▶ [Task instructions]
Reproduce the whole listing, keeping each line as it is.

▶ [Exercise inputs]
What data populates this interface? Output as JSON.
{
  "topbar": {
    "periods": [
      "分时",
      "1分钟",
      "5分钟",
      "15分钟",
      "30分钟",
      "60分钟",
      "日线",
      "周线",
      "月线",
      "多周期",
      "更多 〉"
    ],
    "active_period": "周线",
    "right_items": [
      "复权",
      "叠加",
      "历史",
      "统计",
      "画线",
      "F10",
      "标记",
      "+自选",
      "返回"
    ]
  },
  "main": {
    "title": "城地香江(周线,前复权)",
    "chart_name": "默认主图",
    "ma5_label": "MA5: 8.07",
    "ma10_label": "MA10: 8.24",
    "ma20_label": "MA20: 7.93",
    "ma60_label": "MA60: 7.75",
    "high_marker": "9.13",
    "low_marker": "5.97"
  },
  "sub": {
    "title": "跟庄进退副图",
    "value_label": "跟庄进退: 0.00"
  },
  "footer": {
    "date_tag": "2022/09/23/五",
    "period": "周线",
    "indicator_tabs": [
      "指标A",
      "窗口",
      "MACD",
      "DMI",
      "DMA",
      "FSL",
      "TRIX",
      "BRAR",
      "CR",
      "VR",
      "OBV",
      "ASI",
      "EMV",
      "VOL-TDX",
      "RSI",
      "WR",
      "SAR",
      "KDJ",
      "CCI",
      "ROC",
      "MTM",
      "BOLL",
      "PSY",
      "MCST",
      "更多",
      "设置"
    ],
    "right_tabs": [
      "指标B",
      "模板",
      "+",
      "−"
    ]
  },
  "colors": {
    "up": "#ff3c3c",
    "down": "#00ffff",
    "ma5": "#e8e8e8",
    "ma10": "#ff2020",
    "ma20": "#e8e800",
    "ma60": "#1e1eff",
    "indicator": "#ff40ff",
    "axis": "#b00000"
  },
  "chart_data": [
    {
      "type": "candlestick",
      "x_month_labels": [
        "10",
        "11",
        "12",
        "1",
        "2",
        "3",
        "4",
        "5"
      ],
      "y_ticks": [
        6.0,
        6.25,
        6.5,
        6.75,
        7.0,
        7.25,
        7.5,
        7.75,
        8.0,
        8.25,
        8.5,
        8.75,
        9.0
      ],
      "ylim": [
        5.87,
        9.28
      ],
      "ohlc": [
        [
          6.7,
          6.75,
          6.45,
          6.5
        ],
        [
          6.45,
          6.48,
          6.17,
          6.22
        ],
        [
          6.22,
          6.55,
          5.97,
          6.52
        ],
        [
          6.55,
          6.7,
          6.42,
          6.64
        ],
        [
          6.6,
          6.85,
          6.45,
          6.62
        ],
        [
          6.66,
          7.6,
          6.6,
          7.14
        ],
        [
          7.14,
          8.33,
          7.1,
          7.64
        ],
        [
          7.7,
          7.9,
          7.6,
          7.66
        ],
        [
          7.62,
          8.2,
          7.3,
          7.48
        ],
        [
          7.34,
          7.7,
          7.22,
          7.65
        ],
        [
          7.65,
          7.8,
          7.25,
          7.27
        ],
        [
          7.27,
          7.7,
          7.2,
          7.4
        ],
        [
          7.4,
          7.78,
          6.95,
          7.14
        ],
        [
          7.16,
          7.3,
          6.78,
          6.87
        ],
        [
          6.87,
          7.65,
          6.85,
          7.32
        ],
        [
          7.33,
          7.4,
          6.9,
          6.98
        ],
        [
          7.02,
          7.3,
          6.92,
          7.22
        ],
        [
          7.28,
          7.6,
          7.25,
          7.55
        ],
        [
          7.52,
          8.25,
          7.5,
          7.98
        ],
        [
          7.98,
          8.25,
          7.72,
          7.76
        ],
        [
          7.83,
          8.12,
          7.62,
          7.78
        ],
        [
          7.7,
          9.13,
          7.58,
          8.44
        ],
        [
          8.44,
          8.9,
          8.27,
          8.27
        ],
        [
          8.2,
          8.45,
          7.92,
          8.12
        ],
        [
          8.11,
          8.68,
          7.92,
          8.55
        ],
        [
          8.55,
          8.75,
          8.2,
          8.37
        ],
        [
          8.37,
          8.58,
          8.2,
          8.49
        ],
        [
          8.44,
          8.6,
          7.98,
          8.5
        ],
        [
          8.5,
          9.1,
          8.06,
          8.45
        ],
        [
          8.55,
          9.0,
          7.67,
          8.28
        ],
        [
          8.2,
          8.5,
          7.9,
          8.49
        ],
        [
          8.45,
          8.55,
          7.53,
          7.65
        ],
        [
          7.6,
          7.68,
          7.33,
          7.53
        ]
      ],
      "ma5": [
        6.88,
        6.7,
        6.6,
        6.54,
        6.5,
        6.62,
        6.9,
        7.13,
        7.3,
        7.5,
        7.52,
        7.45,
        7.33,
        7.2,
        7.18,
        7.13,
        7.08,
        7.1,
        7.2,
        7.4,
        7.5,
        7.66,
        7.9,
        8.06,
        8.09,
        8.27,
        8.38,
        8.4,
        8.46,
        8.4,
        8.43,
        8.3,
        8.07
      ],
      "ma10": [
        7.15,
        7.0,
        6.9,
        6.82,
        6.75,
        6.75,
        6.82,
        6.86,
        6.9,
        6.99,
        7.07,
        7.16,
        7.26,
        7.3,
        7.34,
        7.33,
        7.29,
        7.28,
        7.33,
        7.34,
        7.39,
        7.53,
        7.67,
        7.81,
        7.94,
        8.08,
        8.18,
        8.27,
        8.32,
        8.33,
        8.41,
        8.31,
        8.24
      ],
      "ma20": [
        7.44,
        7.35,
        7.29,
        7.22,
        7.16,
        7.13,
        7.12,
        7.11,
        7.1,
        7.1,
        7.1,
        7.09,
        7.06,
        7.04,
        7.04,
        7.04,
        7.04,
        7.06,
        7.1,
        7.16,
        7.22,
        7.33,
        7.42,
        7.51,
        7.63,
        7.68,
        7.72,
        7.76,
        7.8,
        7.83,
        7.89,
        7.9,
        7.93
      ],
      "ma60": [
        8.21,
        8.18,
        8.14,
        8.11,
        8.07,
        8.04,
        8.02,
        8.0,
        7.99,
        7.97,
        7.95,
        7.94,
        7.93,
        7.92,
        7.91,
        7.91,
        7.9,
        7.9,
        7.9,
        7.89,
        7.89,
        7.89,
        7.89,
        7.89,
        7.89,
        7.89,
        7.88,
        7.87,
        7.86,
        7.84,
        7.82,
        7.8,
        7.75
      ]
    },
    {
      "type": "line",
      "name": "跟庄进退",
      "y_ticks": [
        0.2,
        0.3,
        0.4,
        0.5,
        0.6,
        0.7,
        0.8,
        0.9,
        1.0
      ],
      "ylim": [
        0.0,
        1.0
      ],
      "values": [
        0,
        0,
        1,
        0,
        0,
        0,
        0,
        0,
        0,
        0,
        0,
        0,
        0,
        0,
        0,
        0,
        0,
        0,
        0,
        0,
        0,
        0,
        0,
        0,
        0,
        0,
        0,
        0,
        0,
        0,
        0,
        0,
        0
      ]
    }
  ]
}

▶ [Task answer]
What data populates this interface? Output as JSON.
{
  "topbar": {
    "periods": [
      "分时",
      "1分钟",
      "5分钟",
      "15分钟",
      "30分钟",
      "60分钟",
      "日线",
      "周线",
      "月线",
      "多周期",
      "更多 〉"
    ],
    "active_period": "周线",
    "right_items": [
      "复权",
      "叠加",
      "历史",
      "统计",
      "画线",
      "F10",
      "标记",
      "+自选",
      "返回"
    ]
  },
  "main": {
    "title": "城地香江(周线,前复权)",
    "chart_name": "默认主图",
    "ma5_label": "MA5: 8.07",
    "ma10_label": "MA10: 8.24",
    "ma20_label": "MA20: 7.93",
    "ma60_label": "MA60: 7.75",
    "high_marker": "9.13",
    "low_marker": "5.97"
  },
  "sub": {
    "title": "跟庄进退副图",
    "value_label": "跟庄进退: 0.00"
  },
  "footer": {
    "date_tag": "2022/09/23/五",
    "period": "周线",
    "indicator_tabs": [
      "指标A",
      "窗口",
      "MACD",
      "DMI",
      "DMA",
      "FSL",
      "TRIX",
      "BRAR",
      "CR",
      "VR",
      "OBV",
      "ASI",
      "EMV",
      "VOL-TDX",
      "RSI",
      "WR",
      "SAR",
      "KDJ",
      "CCI",
      "ROC",
      "MTM",
      "BOLL",
      "PSY",
      "MCST",
      "更多",
      "设置"
    ],
    "right_tabs": [
      "指标B",
      "模板",
      "+",
      "−"
    ]
  },
  "colors": {
    "up": "#ff3c3c",
    "down": "#00ffff",
    "ma5": "#e8e8e8",
    "ma10": "#ff2020",
    "ma20": "#e8e800",
    "ma60": "#1e1eff",
    "indicator": "#ff40ff",
    "axis": "#b00000"
  },
  "chart_data": [
    {
      "type": "candlestick",
      "x_month_labels": [
        "10",
        "11",
        "12",
        "1",
        "2",
        "3",
        "4",
        "5"
      ],
      "y_ticks": [
        6.0,
        6.25,
        6.5,
        6.75,
        7.0,
        7.25,
        7.5,
        7.75,
        8.0,
        8.25,
        8.5,
        8.75,
        9.0
      ],
      "ylim": [
        5.87,
        9.28
      ],
      "ohlc": [
        [
          6.7,
          6.75,
          6.45,
          6.5
        ],
        [
          6.45,
          6.48,
          6.17,
          6.22
        ],
        [
          6.22,
          6.55,
          5.97,
          6.52
        ],
        [
          6.55,
          6.7,
          6.42,
          6.64
        ],
        [
          6.6,
          6.85,
          6.45,
          6.62
        ],
        [
          6.66,
          7.6,
          6.6,
          7.14
        ],
        [
          7.14,
          8.33,
          7.1,
          7.64
        ],
        [
          7.7,
          7.9,
          7.6,
          7.66
        ],
        [
          7.62,
          8.2,
          7.3,
          7.48
        ],
        [
          7.34,
          7.7,
          7.22,
          7.65
        ],
        [
          7.65,
          7.8,
          7.25,
          7.27
        ],
        [
          7.27,
          7.7,
          7.2,
          7.4
        ],
        [
          7.4,
          7.78,
          6.95,
          7.14
        ],
        [
          7.16,
          7.3,
          6.78,
          6.87
        ],
        [
          6.87,
          7.65,
          6.85,
          7.32
        ],
        [
          7.33,
          7.4,
          6.9,
          6.98
        ],
        [
          7.02,
          7.3,
          6.92,
          7.22
        ],
        [
          7.28,
          7.6,
          7.25,
          7.55
        ],
        [
          7.52,
          8.25,
          7.5,
          7.98
        ],
        [
          7.98,
          8.25,
          7.72,
          7.76
        ],
        [
          7.83,
          8.12,
          7.62,
          7.78
        ],
        [
          7.7,
          9.13,
          7.58,
          8.44
        ],
        [
          8.44,
          8.9,
          8.27,
          8.27
        ],
        [
          8.2,
          8.45,
          7.92,
          8.12
        ],
        [
          8.11,
          8.68,
          7.92,
          8.55
        ],
        [
          8.55,
          8.75,
          8.2,
          8.37
        ],
        [
          8.37,
          8.58,
          8.2,
          8.49
        ],
        [
          8.44,
          8.6,
          7.98,
          8.5
        ],
        [
          8.5,
          9.1,
          8.06,
          8.45
        ],
        [
          8.55,
          9.0,
          7.67,
          8.28
        ],
        [
          8.2,
          8.5,
          7.9,
          8.49
        ],
        [
          8.45,
          8.55,
          7.53,
          7.65
        ],
        [
          7.6,
          7.68,
          7.33,
          7.53
        ]
      ],
      "ma5": [
        6.88,
        6.7,
        6.6,
        6.54,
        6.5,
        6.62,
        6.9,
        7.13,
        7.3,
        7.5,
        7.52,
        7.45,
        7.33,
        7.2,
        7.18,
        7.13,
        7.08,
        7.1,
        7.2,
        7.4,
        7.5,
        7.66,
        7.9,
        8.06,
        8.09,
        8.27,
        8.38,
        8.4,
        8.46,
        8.4,
        8.43,
        8.3,
        8.07
      ],
      "ma10": [
        7.15,
        7.0,
        6.9,
        6.82,
        6.75,
        6.75,
        6.82,
        6.86,
        6.9,
        6.99,
        7.07,
        7.16,
        7.26,
        7.3,
        7.34,
        7.33,
        7.29,
        7.28,
        7.33,
        7.34,
        7.39,
        7.53,
        7.67,
        7.81,
        7.94,
        8.08,
        8.18,
        8.27,
        8.32,
        8.33,
        8.41,
        8.31,
        8.24
      ],
      "ma20": [
        7.44,
        7.35,
        7.29,
        7.22,
        7.16,
        7.13,
        7.12,
        7.11,
        7.1,
        7.1,
        7.1,
        7.09,
        7.06,
        7.04,
        7.04,
        7.04,
        7.04,
        7.06,
        7.1,
        7.16,
        7.22,
        7.33,
        7.42,
        7.51,
        7.63,
        7.68,
        7.72,
        7.76,
        7.8,
        7.83,
        7.89,
        7.9,
        7.93
      ],
      "ma60": [
        8.21,
        8.18,
        8.14,
        8.11,
        8.07,
        8.04,
        8.02,
        8.0,
        7.99,
        7.97,
        7.95,
        7.94,
        7.93,
        7.92,
        7.91,
        7.91,
        7.9,
        7.9,
        7.9,
        7.89,
        7.89,
        7.89,
        7.89,
        7.89,
        7.89,
        7.89,
        7.88,
        7.87,
        7.86,
        7.84,
        7.82,
        7.8,
        7.75
      ]
    },
    {
      "type": "line",
      "name": "跟庄进退",
      "y_ticks": [
        0.2,
        0.3,
        0.4,
        0.5,
        0.6,
        0.7,
        0.8,
        0.9,
        1.0
      ],
      "ylim": [
        0.0,
        1.0
      ],
      "values": [
        0,
        0,
        1,
        0,
        0,
        0,
        0,
        0,
        0,
        0,
        0,
        0,
        0,
        0,
        0,
        0,
        0,
        0,
        0,
        0,
        0,
        0,
        0,
        0,
        0,
        0,
        0,
        0,
        0,
        0,
        0,
        0,
        0
      ]
    }
  ]
}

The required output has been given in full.